PROBLEM: Every line below that includes the word "JSON" needs to be copied.

DATA IN THIS EXERCISE:
——————

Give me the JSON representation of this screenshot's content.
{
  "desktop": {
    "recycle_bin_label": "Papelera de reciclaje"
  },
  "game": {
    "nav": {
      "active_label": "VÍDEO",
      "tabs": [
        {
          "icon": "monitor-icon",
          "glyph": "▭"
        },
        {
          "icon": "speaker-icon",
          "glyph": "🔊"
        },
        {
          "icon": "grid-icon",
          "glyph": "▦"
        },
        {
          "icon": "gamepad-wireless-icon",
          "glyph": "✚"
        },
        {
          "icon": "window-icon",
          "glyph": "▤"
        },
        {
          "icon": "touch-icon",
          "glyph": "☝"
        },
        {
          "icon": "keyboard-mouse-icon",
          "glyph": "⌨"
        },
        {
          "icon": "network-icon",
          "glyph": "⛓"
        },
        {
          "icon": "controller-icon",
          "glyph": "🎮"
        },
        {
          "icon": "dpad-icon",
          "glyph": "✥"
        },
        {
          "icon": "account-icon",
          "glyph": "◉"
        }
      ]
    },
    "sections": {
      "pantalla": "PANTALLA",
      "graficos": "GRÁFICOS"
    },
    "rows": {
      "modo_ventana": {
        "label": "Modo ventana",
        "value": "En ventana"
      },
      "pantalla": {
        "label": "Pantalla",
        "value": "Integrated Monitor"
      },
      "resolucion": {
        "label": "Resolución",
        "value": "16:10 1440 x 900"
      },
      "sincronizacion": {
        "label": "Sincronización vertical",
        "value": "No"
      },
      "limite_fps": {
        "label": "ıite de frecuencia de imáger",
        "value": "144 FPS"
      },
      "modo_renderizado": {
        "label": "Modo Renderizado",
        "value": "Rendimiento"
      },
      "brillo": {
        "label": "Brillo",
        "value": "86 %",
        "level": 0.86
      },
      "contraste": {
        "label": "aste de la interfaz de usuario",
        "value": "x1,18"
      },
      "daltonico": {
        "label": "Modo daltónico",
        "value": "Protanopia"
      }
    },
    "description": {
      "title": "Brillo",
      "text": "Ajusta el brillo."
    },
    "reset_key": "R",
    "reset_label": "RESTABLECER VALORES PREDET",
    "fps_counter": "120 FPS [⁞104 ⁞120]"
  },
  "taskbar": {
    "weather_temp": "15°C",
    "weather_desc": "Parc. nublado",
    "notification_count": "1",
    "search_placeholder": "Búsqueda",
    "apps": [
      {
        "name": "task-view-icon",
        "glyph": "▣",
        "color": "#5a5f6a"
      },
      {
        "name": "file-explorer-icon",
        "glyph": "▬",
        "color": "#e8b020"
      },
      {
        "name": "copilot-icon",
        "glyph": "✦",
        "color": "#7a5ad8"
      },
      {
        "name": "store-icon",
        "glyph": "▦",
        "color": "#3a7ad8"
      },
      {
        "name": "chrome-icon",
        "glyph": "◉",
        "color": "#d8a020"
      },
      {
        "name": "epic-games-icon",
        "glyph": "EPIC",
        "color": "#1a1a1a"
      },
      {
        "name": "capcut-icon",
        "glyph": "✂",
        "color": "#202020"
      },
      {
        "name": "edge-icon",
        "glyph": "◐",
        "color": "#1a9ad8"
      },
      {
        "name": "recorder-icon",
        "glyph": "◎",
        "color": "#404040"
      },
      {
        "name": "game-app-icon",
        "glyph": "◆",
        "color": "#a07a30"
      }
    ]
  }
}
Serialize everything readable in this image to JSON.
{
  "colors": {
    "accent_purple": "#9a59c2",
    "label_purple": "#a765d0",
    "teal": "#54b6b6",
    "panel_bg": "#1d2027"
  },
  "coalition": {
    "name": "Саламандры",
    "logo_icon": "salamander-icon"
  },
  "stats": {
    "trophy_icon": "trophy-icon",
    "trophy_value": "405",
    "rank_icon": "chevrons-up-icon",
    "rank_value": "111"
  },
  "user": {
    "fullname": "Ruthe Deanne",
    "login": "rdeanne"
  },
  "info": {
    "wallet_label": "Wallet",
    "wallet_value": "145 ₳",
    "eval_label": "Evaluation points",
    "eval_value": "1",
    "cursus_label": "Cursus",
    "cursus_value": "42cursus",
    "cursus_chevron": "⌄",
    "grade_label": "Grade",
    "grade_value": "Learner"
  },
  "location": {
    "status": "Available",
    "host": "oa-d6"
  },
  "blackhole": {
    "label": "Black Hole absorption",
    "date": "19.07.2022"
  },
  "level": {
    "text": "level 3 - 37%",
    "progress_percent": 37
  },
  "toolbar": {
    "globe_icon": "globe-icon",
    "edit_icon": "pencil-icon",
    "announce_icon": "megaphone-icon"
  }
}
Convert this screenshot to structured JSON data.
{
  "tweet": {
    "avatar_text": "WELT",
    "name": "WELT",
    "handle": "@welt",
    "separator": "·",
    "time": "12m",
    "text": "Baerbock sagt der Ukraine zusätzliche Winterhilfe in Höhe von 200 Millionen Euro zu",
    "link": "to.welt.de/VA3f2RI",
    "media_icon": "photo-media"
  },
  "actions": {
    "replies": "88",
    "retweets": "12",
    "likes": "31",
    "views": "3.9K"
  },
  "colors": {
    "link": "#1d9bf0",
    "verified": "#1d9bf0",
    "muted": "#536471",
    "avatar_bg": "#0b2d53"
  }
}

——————

SOLUTION FOR THIS TASK:
Give me the JSON representation of this screenshot's content.
Serialize everything readable in this image to JSON.
Convert this screenshot to structured JSON data.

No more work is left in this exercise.